(INSTRUCTIONS TO FOLLOW) Could you copy out all of the records below exactly, leaving out every picture?
----
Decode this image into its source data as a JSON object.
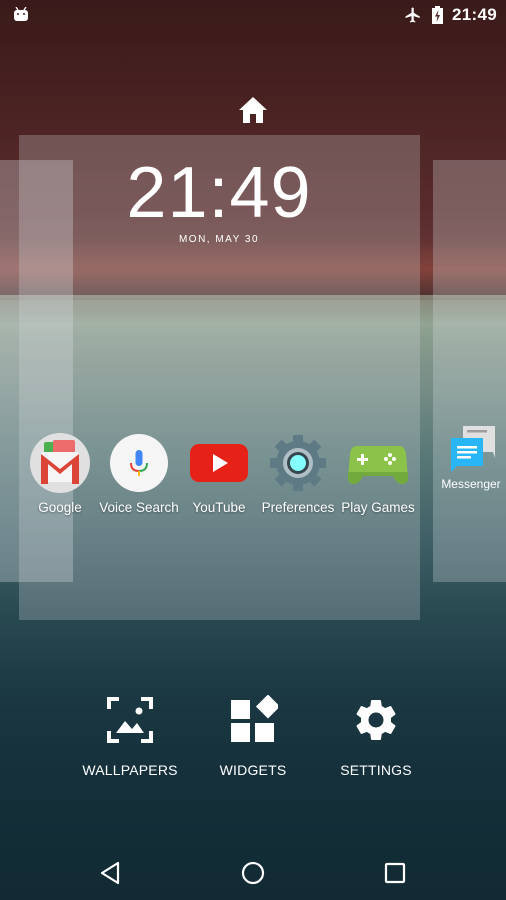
{
  "status_bar": {
    "notification_icon": "android-debug-icon",
    "airplane_icon": "airplane-mode-icon",
    "battery_icon": "battery-charging-icon",
    "time": "21:49"
  },
  "home_indicator_icon": "home-icon",
  "clock_widget": {
    "time": "21:49",
    "date": "MON, MAY 30"
  },
  "apps": [
    {
      "label": "Google",
      "icon": "gmail-folder-icon"
    },
    {
      "label": "Voice Search",
      "icon": "microphone-icon"
    },
    {
      "label": "YouTube",
      "icon": "youtube-icon"
    },
    {
      "label": "Preferences",
      "icon": "settings-gear-icon"
    },
    {
      "label": "Play Games",
      "icon": "gamepad-icon"
    }
  ],
  "adjacent_page_apps": [
    {
      "label": "Messenger",
      "icon": "messenger-icon"
    }
  ],
  "overview_actions": [
    {
      "label": "WALLPAPERS",
      "icon": "wallpaper-icon"
    },
    {
      "label": "WIDGETS",
      "icon": "widgets-icon"
    },
    {
      "label": "SETTINGS",
      "icon": "settings-icon"
    }
  ],
  "nav_bar": {
    "back": "back-icon",
    "home": "home-circle-icon",
    "recents": "recents-icon"
  },
  "colors": {
    "youtube_red": "#e62117",
    "play_games_green": "#8bc34a",
    "messenger_blue": "#29b6f6",
    "gmail_red": "#db4437"
  }
}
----
(OUTPUT OF THE TASK)
Decode this image into its source data as a JSON object.
{
  "status_bar": {
    "notification_icon": "android-debug-icon",
    "airplane_icon": "airplane-mode-icon",
    "battery_icon": "battery-charging-icon",
    "time": "21:49"
  },
  "home_indicator_icon": "home-icon",
  "clock_widget": {
    "time": "21:49",
    "date": "MON, MAY 30"
  },
  "apps": [
    {
      "label": "Google",
      "icon": "gmail-folder-icon"
    },
    {
      "label": "Voice Search",
      "icon": "microphone-icon"
    },
    {
      "label": "YouTube",
      "icon": "youtube-icon"
    },
    {
      "label": "Preferences",
      "icon": "settings-gear-icon"
    },
    {
      "label": "Play Games",
      "icon": "gamepad-icon"
    }
  ],
  "adjacent_page_apps": [
    {
      "label": "Messenger",
      "icon": "messenger-icon"
    }
  ],
  "overview_actions": [
    {
      "label": "WALLPAPERS",
      "icon": "wallpaper-icon"
    },
    {
      "label": "WIDGETS",
      "icon": "widgets-icon"
    },
    {
      "label": "SETTINGS",
      "icon": "settings-icon"
    }
  ],
  "nav_bar": {
    "back": "back-icon",
    "home": "home-circle-icon",
    "recents": "recents-icon"
  },
  "colors": {
    "youtube_red": "#e62117",
    "play_games_green": "#8bc34a",
    "messenger_blue": "#29b6f6",
    "gmail_red": "#db4437"
  }
}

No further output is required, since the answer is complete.